=== DATA FOR PROCESSING ===

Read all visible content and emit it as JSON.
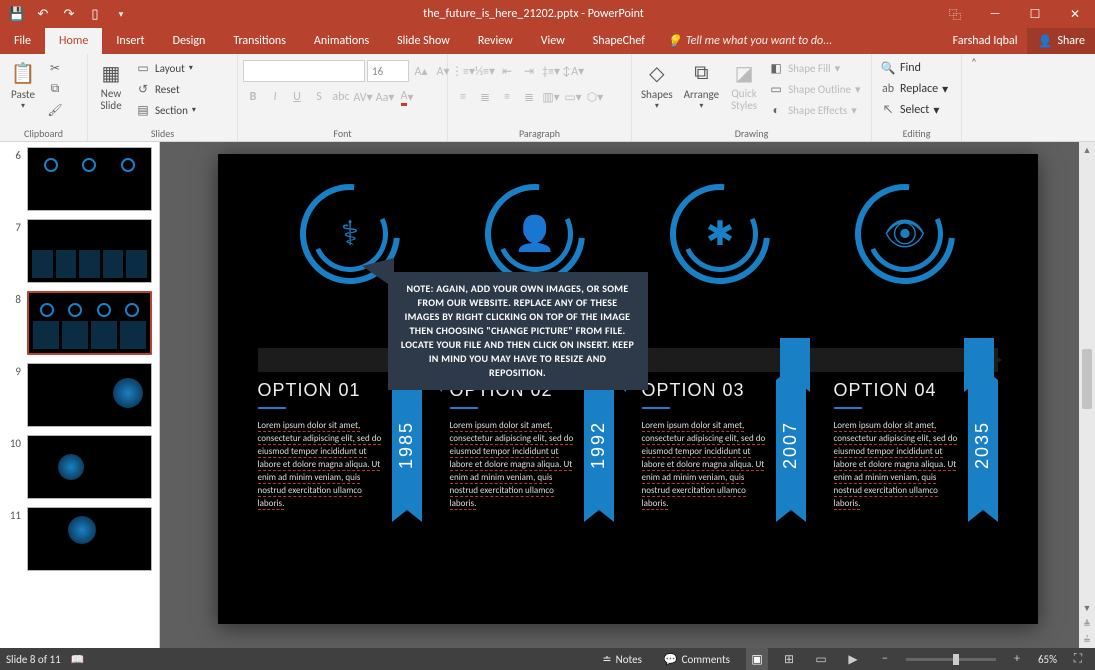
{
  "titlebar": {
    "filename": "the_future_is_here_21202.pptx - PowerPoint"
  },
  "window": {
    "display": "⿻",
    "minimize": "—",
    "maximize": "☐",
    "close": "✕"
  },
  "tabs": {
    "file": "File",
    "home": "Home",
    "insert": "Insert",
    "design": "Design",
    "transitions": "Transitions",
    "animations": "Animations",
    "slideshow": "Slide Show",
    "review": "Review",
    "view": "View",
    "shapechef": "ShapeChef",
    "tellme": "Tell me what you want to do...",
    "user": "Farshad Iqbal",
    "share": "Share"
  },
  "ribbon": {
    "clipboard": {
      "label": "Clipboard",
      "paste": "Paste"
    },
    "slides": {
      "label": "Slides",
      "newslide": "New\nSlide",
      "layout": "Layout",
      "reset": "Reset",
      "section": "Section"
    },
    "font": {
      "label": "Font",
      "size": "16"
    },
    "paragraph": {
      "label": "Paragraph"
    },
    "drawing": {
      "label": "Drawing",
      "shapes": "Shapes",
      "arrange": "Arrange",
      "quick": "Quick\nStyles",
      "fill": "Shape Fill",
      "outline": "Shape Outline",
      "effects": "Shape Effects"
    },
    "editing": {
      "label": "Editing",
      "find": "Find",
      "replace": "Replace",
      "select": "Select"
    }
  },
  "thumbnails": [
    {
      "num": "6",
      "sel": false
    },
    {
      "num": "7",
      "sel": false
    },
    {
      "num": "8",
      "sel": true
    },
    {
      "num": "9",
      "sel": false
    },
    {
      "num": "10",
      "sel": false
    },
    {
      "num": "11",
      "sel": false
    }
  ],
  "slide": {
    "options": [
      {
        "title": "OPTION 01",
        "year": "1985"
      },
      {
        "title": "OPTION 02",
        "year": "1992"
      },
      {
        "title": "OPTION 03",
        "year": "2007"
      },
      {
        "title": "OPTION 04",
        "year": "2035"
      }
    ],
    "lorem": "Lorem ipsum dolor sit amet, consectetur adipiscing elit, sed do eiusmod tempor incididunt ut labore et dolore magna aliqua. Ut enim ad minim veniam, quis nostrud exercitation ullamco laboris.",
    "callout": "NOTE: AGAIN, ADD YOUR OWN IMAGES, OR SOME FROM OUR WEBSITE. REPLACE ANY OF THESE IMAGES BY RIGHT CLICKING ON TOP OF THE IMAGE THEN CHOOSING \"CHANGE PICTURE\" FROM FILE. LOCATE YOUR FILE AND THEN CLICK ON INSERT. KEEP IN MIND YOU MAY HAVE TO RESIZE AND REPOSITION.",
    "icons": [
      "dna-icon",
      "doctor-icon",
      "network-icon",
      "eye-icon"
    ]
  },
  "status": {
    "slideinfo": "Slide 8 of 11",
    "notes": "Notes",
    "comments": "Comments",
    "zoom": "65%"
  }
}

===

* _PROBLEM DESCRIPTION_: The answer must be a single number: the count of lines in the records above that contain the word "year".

* _ANSWER SPACE_: 4